The March ISM manufacturing indices released today were uniformly strong, pointing to an improving economic outlook in the months to come. In this context, the Fed's recent moves to raise short-term rates do not yet constitute a tightening of monetary policy, nor are they a threat to growth.
The ISM manufacturing index does a pretty good job of tracking quarterly GDP growth, as the chart above suggests. Recent strength in the ISM index is consistent with Q1/17 growth of at least 3-4%, substantially higher than Q4/16 growth of 2.1%.
The strong reading for export orders, shown in the chart above, is particularly encouraging, since it likely reflects improving conditions overseas.
The prices paid index registered its strongest level in many years (first chart above), and that is corroborated by the strength in the industrial commodity prices (second chart). Prices are rising because global demand has proved stronger than commodity producers had anticipated.
Manufacturing firms are becoming more confident about the future, as seen in the chart above which reflects optimistic hiring plans.
It's nice to see that both Europe and the U.S. are experiencing improving manufacturing conditions. Coordinated recoveries can reinforce themselves.
The chart above suggests we are likely to seeing rising revenues per share in the months to come, since the ISM manufacturing index has a strong tendency to lead year over year gains in S&P 500 company's revenues per share.

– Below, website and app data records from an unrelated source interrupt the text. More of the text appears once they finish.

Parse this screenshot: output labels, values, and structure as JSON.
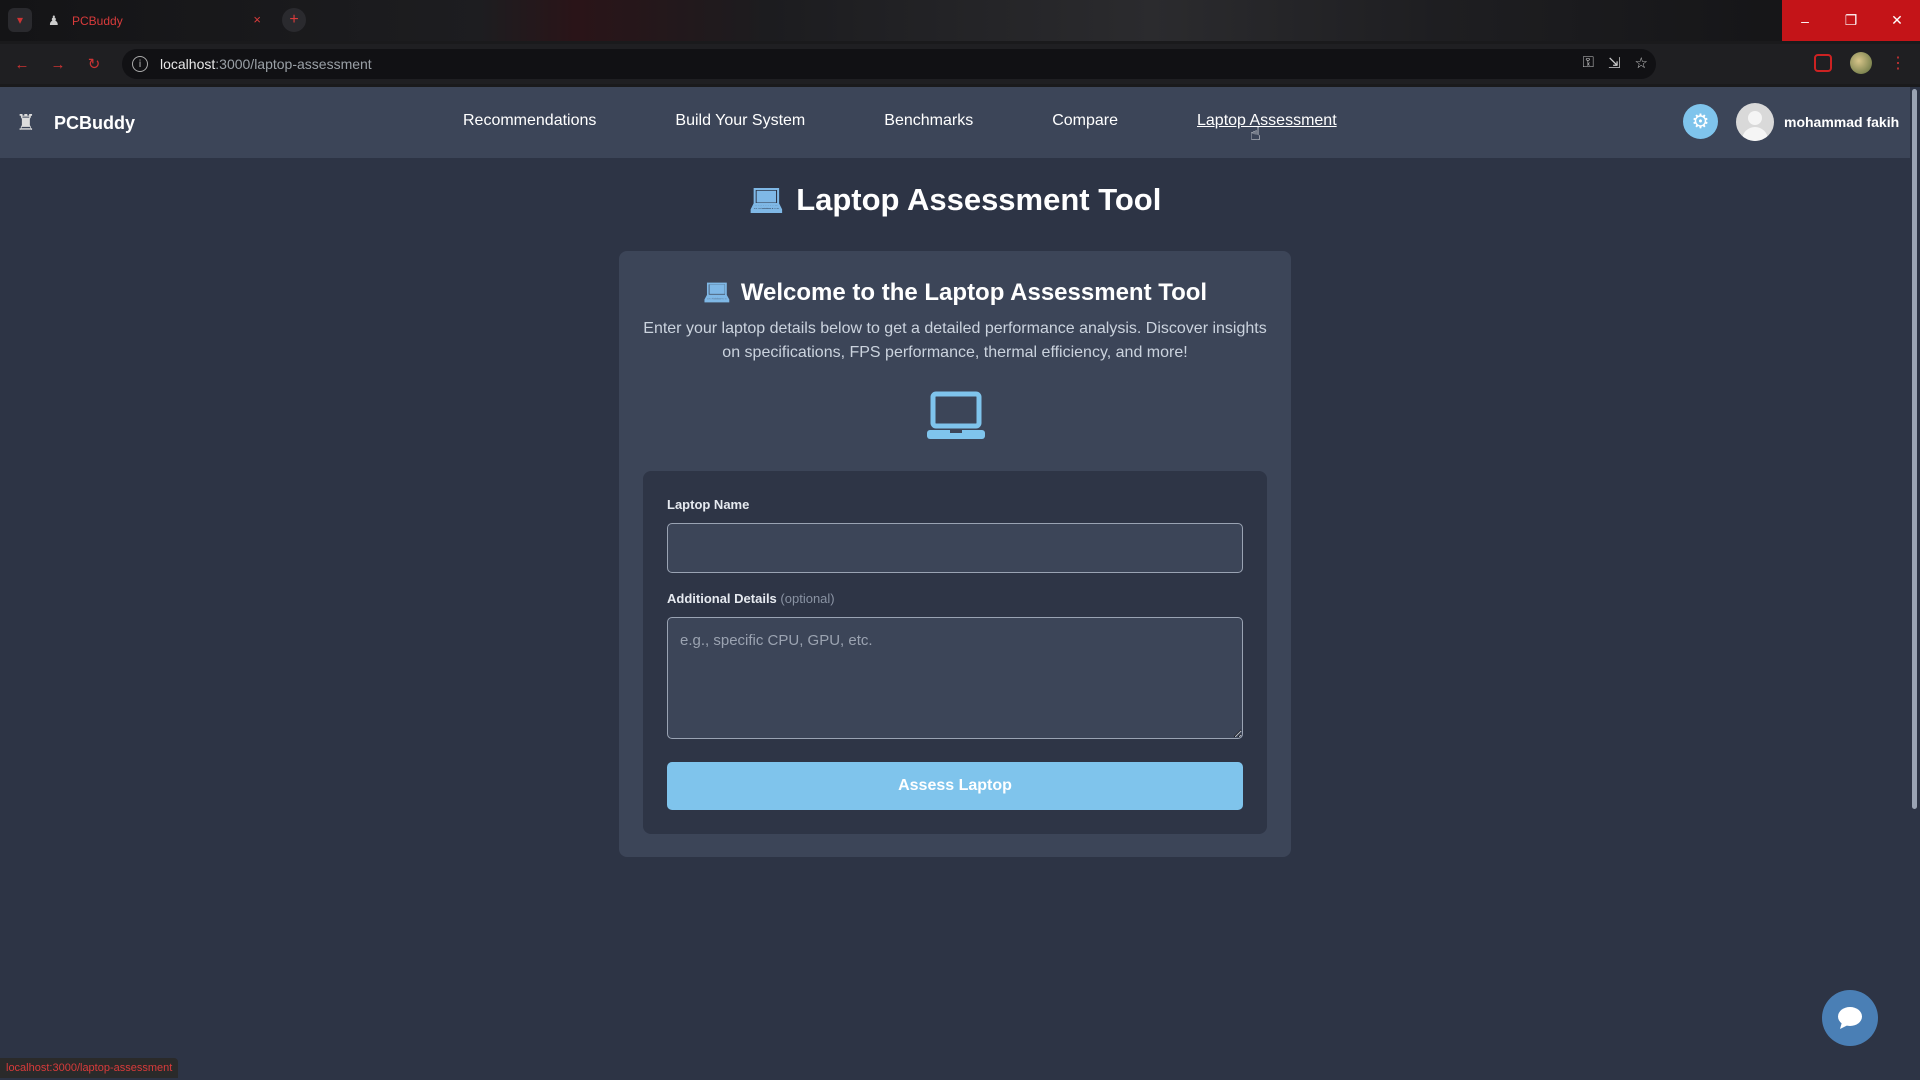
{
  "browser": {
    "tab_title": "PCBuddy",
    "url_host": "localhost",
    "url_path": ":3000/laptop-assessment",
    "status_url": "localhost:3000/laptop-assessment",
    "tab_close": "×",
    "new_tab": "+",
    "win_minimize": "–",
    "win_restore": "❐",
    "win_close": "✕"
  },
  "header": {
    "brand": "PCBuddy",
    "nav": [
      {
        "label": "Recommendations"
      },
      {
        "label": "Build Your System"
      },
      {
        "label": "Benchmarks"
      },
      {
        "label": "Compare"
      },
      {
        "label": "Laptop Assessment"
      }
    ],
    "active_nav": "Laptop Assessment",
    "username": "mohammad fakih"
  },
  "page": {
    "title": "Laptop Assessment Tool"
  },
  "card": {
    "title": "Welcome to the Laptop Assessment Tool",
    "description": "Enter your laptop details below to get a detailed performance analysis. Discover insights on specifications, FPS performance, thermal efficiency, and more!",
    "form": {
      "laptop_name_label": "Laptop Name",
      "laptop_name_value": "",
      "details_label": "Additional Details",
      "details_optional": "(optional)",
      "details_placeholder": "e.g., specific CPU, GPU, etc.",
      "submit_label": "Assess Laptop"
    }
  },
  "colors": {
    "page_bg": "#2d3445",
    "header_bg": "#3c4558",
    "accent": "#7fc4ec",
    "chat_button": "#4a7fb5"
  },
  "icons": {
    "brand": "pc-user-icon",
    "title": "laptop-icon",
    "theme": "gear-icon",
    "chat": "chat-bubble-icon"
  }
}
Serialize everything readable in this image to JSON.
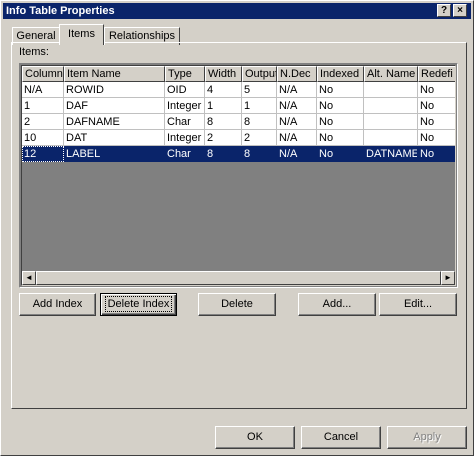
{
  "window": {
    "title": "Info Table Properties",
    "help_label": "?",
    "close_label": "×"
  },
  "tabs": [
    {
      "label": "General"
    },
    {
      "label": "Items"
    },
    {
      "label": "Relationships"
    }
  ],
  "items_label": "Items:",
  "table": {
    "columns": [
      "Column",
      "Item Name",
      "Type",
      "Width",
      "Output",
      "N.Dec",
      "Indexed",
      "Alt. Name",
      "Redefi"
    ],
    "rows": [
      [
        "N/A",
        "ROWID",
        "OID",
        "4",
        "5",
        "N/A",
        "No",
        "",
        "No"
      ],
      [
        "1",
        "DAF",
        "Integer",
        "1",
        "1",
        "N/A",
        "No",
        "",
        "No"
      ],
      [
        "2",
        "DAFNAME",
        "Char",
        "8",
        "8",
        "N/A",
        "No",
        "",
        "No"
      ],
      [
        "10",
        "DAT",
        "Integer",
        "2",
        "2",
        "N/A",
        "No",
        "",
        "No"
      ],
      [
        "12",
        "LABEL",
        "Char",
        "8",
        "8",
        "N/A",
        "No",
        "DATNAME",
        "No"
      ]
    ],
    "selected_row": 4
  },
  "scrollbar": {
    "left_arrow": "◄",
    "right_arrow": "►"
  },
  "item_buttons": {
    "add_index": "Add Index",
    "delete_index": "Delete Index",
    "delete": "Delete",
    "add": "Add...",
    "edit": "Edit..."
  },
  "dialog_buttons": {
    "ok": "OK",
    "cancel": "Cancel",
    "apply": "Apply"
  }
}
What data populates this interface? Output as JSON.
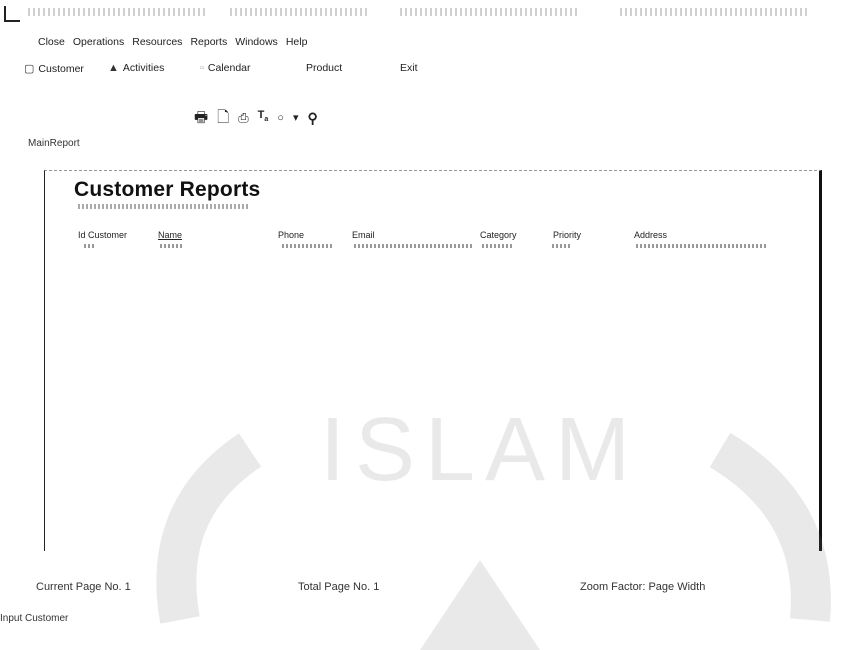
{
  "menubar": {
    "items": [
      "Close",
      "Operations",
      "Resources",
      "Reports",
      "Windows",
      "Help"
    ]
  },
  "navbar": {
    "items": [
      {
        "label": "Customer",
        "icon": "customer-icon"
      },
      {
        "label": "Activities",
        "icon": "activities-icon"
      },
      {
        "label": "Calendar",
        "icon": "calendar-icon"
      },
      {
        "label": "Product",
        "icon": ""
      },
      {
        "label": "Exit",
        "icon": ""
      }
    ]
  },
  "report_toolbar": {
    "tools": [
      "print-icon",
      "page-icon",
      "export-icon",
      "text-icon",
      "zoom-icon",
      "dropdown-icon",
      "find-icon"
    ]
  },
  "main_report_label": "MainReport",
  "report": {
    "title": "Customer Reports",
    "columns": [
      "Id Customer",
      "Name",
      "Phone",
      "Email",
      "Category",
      "Priority",
      "Address"
    ]
  },
  "status": {
    "current_page": "Current Page No. 1",
    "total_page": "Total Page No. 1",
    "zoom": "Zoom Factor: Page Width"
  },
  "bottom_label": "Input Customer",
  "watermark": {
    "text": "ISLAM"
  },
  "colors": {
    "text": "#1a1a1a",
    "frame": "#111111",
    "watermark": "#9a9a9a"
  }
}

The chart above shows the inflation-adjusted level of the Fed's short-term interest rate target, using the Fed's preferred measure of inflation, the Core PCE Deflator. This is the true measure of the impact of Fed policy, as the Greenspan Fed made clear in the late 1990s. Short-term rates have been negative in real terms for almost 10 years, and are still quite negative despite three rate hikes since late 2015. Negative real short-term borrowing costs incentivize borrowing (because borrowers can repay their loans with cheaper dollars), thus increasing the supply of money (because banks create money by increasing their lending activity) and reducing the demand for money (because negative real interest rates make holding cash equivalents unattractive). The net result is accommodative monetary policy. If the Fed persists in keeping short-term interest rates negative while economic activity and confidence rise, it risks allowing inflation pressures to rise.
The chart above compares the real Fed funds rate to the level of real yields on 5-yr TIPS. The latter is a proxy for what the market believes the real Fed funds rate will be in 5 years' time. A positive spread between the two indicates an upward-sloping real yield curve, and that in turn reflects the market's expectation that the Fed will likely continue to raise rates in the years to come. The time to worry is when the spread becomes negative (as it did prior to the last two recessions), since that means the market expects the Fed to lower rates in the future because the market senses a significant weakening of economic activity. In short, the chart above tells us that the market is comfortable with the Fed's actions to date.
The chart above shows the level of real and nominal 5-yr Treasury yields and their difference, which is the market's expectation for inflation over the next 5 years. So far we see nothing unusual afoot; the Fed has been managing policy in a manner consistent with relatively low inflation.